COVID-19 shutdowns naturally affected some businesses more acutely than others, and many who felt the sting turned to entrepreneurism. Some saw new ventures as their only options, while others viewed the crisis as a forced opportunity to try something they had long dreamed of pursuing. No matter what motivates people to take that career leap, it’s a safe bet that nearly every entrepreneur will make more extensive use of internet platforms like Facebook to promote and/or directly sell their products or services.
The opportunity for low-cost, DIY entrepreneurism has always been one of Big Tech’s most effusive promises. And in fairness, many self-starters, from jewelry designers to storytellers, do successfully use free platforms to attract fans and customers without the need for intermediaries or costly infrastructure—or even a unique website in many cases. But what the major Silicon Valley companies failed to mention, of course, is that the ways in which they built their platforms and their business models on a laissez-faire approach to online moderation also created new opportunities for entrepreneurs in hacking, identity theft, piracy, and scams.
In a recent example, I know of one an old school friend (we’ll call her Sally) whose storefront business was critically affected by COVID shutdowns, and among the choices she made in response was to launch a podcast series. Whether she expects the podcast itself to eventually generate revenue, or simply to be a vehicle that will keep her in touch with the market while she rebuilds the original business does not really matter. It was a new venture, and people started tuning in, and like any self-starter, she would see where the podcast might lead.

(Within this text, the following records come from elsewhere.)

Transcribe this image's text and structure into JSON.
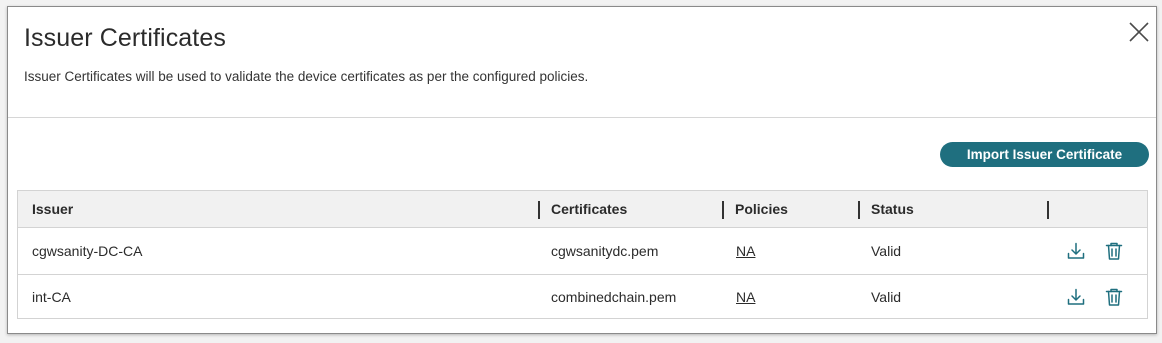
{
  "dialog": {
    "title": "Issuer Certificates",
    "description": "Issuer Certificates will be used to validate the device certificates as per the configured policies.",
    "close_icon": "close-icon"
  },
  "toolbar": {
    "import_label": "Import Issuer Certificate",
    "accent_color": "#1f6f7f"
  },
  "table": {
    "columns": [
      "Issuer",
      "Certificates",
      "Policies",
      "Status"
    ],
    "rows": [
      {
        "issuer": "cgwsanity-DC-CA",
        "certificate": "cgwsanitydc.pem",
        "policies": "NA",
        "status": "Valid",
        "actions": [
          "download-icon",
          "trash-icon"
        ]
      },
      {
        "issuer": "int-CA",
        "certificate": "combinedchain.pem",
        "policies": "NA",
        "status": "Valid",
        "actions": [
          "download-icon",
          "trash-icon"
        ]
      }
    ]
  }
}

But a few weeks ago, Sally announced that both the Facebook page she had created for the podcast and the page for the original business were hijacked, apparently by foreign actors. The hackers took over the admin for Sally’s pages, renamed them, and (it appears) began promoting a completely unrelated line of products to a foreign market. Why the hackers slaved her pages, which did not have thousands of followers, rather than create their own Facebook presence is unclear, but what is clear is the remedy Facebook was willing to offer when Sally contacted them for help: not a damn thing.

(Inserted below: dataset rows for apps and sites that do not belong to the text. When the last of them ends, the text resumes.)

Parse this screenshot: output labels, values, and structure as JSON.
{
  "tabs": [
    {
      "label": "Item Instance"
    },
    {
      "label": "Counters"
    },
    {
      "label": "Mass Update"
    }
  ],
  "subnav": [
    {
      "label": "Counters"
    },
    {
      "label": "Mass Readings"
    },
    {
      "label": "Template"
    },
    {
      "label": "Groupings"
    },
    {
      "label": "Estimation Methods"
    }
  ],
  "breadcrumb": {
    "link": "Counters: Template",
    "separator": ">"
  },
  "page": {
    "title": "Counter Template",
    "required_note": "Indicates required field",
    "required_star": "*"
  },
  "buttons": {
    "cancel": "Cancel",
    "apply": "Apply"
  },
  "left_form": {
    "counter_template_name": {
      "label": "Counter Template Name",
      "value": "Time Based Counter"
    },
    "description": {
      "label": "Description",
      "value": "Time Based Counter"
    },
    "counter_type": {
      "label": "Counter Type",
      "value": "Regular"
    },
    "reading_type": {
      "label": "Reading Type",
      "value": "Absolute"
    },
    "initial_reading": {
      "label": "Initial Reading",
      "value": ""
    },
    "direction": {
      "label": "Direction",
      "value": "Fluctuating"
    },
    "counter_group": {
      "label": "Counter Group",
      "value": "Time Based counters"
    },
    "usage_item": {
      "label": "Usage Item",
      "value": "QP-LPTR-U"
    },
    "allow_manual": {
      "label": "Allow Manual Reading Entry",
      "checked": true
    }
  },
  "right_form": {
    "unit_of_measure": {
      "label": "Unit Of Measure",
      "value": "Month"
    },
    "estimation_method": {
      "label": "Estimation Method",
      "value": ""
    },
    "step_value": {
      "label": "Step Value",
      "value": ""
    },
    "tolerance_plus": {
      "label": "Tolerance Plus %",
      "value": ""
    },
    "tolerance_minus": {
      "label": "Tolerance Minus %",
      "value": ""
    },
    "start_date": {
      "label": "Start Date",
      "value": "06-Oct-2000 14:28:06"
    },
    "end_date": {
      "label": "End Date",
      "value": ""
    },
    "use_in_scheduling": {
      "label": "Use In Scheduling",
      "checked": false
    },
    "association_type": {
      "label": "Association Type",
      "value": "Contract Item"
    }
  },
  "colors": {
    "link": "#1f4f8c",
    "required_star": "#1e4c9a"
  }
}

To put it bluntly, Facebook told Sally she wasn’t a big enough deal for them to do anything for her, and the implications of this Emperor’s New Tech Support should be chilling to every entrepreneur on the platform, whether they’re small retailers or artists. Facebook informed Sally that they could have helped her if her page were “verified,” which does not seem to mean much because bullet point Four under the requirements to receive a “verified” badge is that the user must be “Notable: Represent a well-known, often searched person, brand or entity.” So, a big deal then.

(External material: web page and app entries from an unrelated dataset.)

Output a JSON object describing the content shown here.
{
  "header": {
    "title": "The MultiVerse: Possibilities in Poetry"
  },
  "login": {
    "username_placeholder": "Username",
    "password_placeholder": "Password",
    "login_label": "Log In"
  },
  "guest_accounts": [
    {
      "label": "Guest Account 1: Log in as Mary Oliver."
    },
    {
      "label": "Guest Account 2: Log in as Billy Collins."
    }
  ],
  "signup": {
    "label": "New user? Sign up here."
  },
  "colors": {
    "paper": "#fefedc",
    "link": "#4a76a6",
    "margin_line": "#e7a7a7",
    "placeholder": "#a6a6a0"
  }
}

Facebook makes a fortune from the commercial uses of its platform, and it promotes those features to everyone, but apparently without any obligation to support everyone. Why the hell not? A company with the computing power and influence of Facebook ought to be able to at least shut down a hacked page, if not fully restore it to its rightful administrator. And if this really cannot be done, the company should be required to post a warning label for less “notable” users informing them that they’re basically on their own when it comes to security.
Meanwhile, I have seen friends put in “Facebook jail” for making jokes its moderators (or algorithms) don’t understand. In fact, my colleague David Lowery made a Bugs Bunny reference about “Killing the Wabbit” in one of his posts, and some Magoo flagged it for inciting violence and gave David a time out to think about his behavior. It seems to me that if Facebook can screw up so exquisitely and with such granularity that it homes in on a single Looney Tunes reference, the company has the ability and obligation to help the Sallys of the world recover their pages from hackers.
In no other context would consumers tolerate a company declaring that it has built a system too big to manage. Nowhere in Facebook’s promotion of its commercial services do we see bold, red warning signs that say Use at Own Risk. The reasonable expectation in the market remains that when a company sells something, it bears certain obligations to its customers. My bank has tens of millions of customers worldwide, and I am by no means a “notable” customer. But if a fraudulent use of my card were to occur, it will be immediately and effectively addressed, and the bank will even eat the fraudulent charges. So, really? Facebook can’t help victims of hackers get their pages back? Really?
Illustration by: VIGE